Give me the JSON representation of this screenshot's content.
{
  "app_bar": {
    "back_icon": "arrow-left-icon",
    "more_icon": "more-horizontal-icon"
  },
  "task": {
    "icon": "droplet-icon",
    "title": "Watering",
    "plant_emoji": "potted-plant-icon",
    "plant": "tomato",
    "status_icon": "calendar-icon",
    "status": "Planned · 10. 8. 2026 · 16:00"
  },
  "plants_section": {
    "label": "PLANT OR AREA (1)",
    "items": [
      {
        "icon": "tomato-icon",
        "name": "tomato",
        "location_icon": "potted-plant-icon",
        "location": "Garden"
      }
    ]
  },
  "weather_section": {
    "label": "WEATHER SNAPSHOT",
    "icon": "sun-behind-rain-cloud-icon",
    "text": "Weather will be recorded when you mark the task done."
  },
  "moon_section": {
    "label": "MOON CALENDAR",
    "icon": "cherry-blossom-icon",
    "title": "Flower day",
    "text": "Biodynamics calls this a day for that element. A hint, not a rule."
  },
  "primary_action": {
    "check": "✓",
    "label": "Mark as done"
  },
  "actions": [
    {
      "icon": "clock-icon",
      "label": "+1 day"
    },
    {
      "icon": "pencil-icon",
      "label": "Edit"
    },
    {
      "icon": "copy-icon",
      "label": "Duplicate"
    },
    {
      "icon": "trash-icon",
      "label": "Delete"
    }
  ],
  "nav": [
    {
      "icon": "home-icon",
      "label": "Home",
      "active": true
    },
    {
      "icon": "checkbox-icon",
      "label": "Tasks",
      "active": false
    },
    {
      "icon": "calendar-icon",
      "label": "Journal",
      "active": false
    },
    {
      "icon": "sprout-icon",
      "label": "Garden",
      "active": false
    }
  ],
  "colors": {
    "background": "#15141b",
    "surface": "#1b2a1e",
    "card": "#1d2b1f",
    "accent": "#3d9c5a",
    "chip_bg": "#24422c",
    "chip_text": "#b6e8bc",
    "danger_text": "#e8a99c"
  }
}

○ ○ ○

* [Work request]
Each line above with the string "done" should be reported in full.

* [Solution to this problem]
    "text": "Weather will be recorded when you mark the task done."
    "label": "Mark as done"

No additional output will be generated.